** Supplied records follows **
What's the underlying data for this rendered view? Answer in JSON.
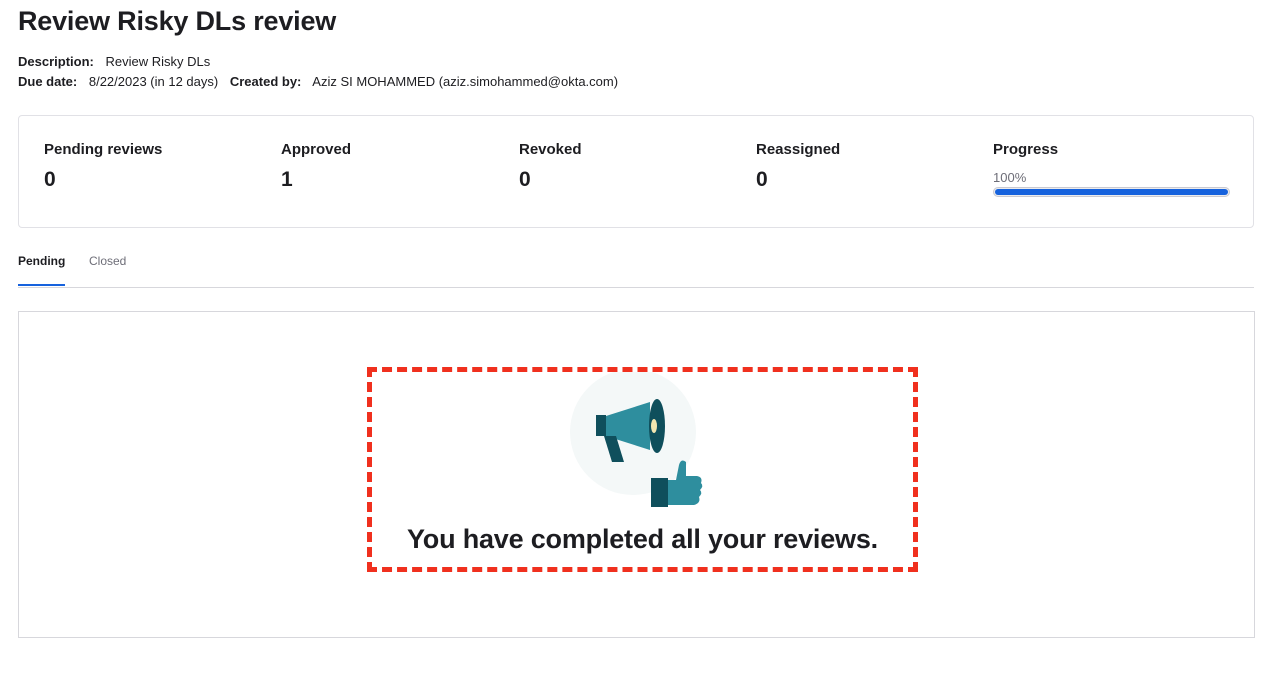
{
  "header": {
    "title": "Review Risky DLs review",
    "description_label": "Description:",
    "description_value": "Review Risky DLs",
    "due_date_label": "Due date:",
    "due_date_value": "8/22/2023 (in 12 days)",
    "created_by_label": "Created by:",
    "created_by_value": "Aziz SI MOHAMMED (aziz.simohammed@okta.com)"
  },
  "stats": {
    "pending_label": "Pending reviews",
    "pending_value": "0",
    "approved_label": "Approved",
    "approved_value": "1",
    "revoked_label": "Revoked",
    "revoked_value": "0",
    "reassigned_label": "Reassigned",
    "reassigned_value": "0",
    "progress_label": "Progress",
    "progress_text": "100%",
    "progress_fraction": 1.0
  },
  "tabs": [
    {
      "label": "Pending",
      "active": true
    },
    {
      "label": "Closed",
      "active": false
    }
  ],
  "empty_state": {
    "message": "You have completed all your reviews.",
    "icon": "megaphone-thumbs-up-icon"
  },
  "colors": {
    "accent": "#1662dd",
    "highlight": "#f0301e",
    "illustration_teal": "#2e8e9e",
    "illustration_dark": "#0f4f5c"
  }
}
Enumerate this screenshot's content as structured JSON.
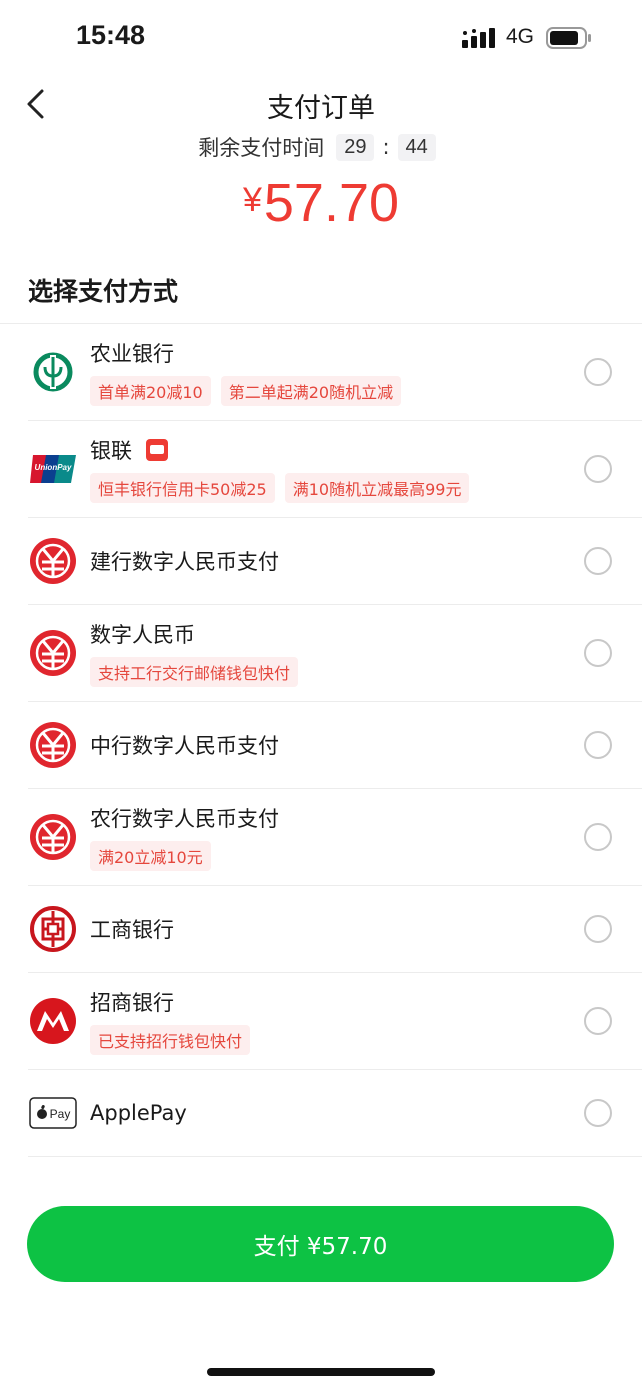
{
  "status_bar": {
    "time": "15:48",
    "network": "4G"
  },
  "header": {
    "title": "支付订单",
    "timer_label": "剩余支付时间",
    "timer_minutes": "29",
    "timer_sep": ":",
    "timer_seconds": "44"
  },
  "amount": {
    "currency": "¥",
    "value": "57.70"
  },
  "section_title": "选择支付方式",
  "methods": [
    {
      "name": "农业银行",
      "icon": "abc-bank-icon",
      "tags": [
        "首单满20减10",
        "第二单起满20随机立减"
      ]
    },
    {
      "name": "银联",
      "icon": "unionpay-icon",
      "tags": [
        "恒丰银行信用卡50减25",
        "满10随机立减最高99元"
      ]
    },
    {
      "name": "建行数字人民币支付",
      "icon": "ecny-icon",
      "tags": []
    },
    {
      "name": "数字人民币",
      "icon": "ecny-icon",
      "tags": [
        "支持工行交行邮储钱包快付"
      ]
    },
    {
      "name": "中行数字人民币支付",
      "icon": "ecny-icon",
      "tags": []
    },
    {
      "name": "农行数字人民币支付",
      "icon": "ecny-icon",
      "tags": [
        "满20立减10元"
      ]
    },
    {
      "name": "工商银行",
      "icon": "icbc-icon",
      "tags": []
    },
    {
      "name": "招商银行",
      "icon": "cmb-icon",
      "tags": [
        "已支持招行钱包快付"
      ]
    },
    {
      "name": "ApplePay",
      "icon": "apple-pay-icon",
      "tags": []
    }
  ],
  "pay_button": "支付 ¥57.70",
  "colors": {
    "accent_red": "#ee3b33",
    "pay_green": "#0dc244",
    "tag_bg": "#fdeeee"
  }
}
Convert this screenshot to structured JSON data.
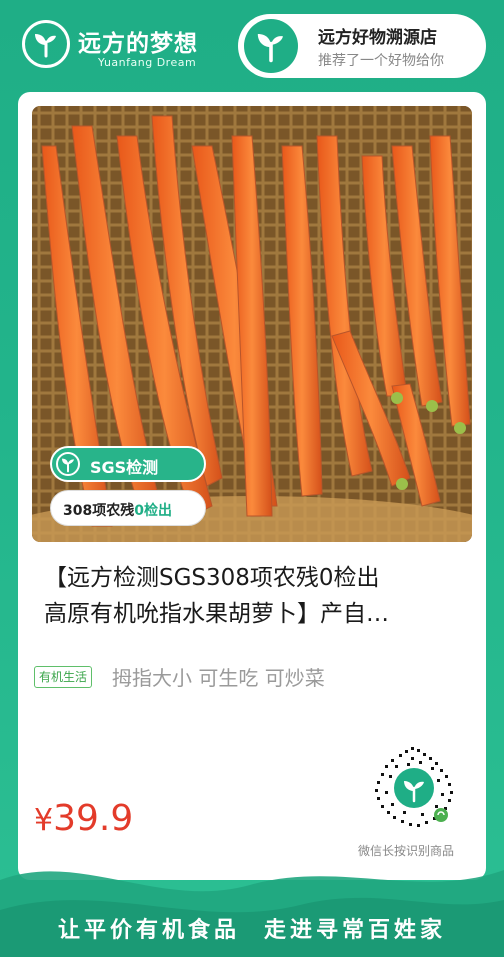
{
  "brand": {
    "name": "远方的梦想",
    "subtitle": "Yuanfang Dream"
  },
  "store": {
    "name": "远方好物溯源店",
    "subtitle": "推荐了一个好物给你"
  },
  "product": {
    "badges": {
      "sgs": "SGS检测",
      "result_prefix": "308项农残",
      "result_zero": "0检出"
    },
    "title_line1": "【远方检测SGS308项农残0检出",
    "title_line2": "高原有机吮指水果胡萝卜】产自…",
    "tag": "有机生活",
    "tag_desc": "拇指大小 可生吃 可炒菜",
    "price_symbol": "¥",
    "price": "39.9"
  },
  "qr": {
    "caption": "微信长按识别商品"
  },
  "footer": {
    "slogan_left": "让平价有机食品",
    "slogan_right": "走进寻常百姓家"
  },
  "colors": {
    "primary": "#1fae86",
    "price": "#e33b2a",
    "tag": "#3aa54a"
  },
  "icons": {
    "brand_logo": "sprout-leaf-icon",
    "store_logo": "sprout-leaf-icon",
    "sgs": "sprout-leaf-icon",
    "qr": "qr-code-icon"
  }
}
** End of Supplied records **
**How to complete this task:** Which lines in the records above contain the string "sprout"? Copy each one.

**The answer:**
    "brand_logo": "sprout-leaf-icon",
    "store_logo": "sprout-leaf-icon",
    "sgs": "sprout-leaf-icon",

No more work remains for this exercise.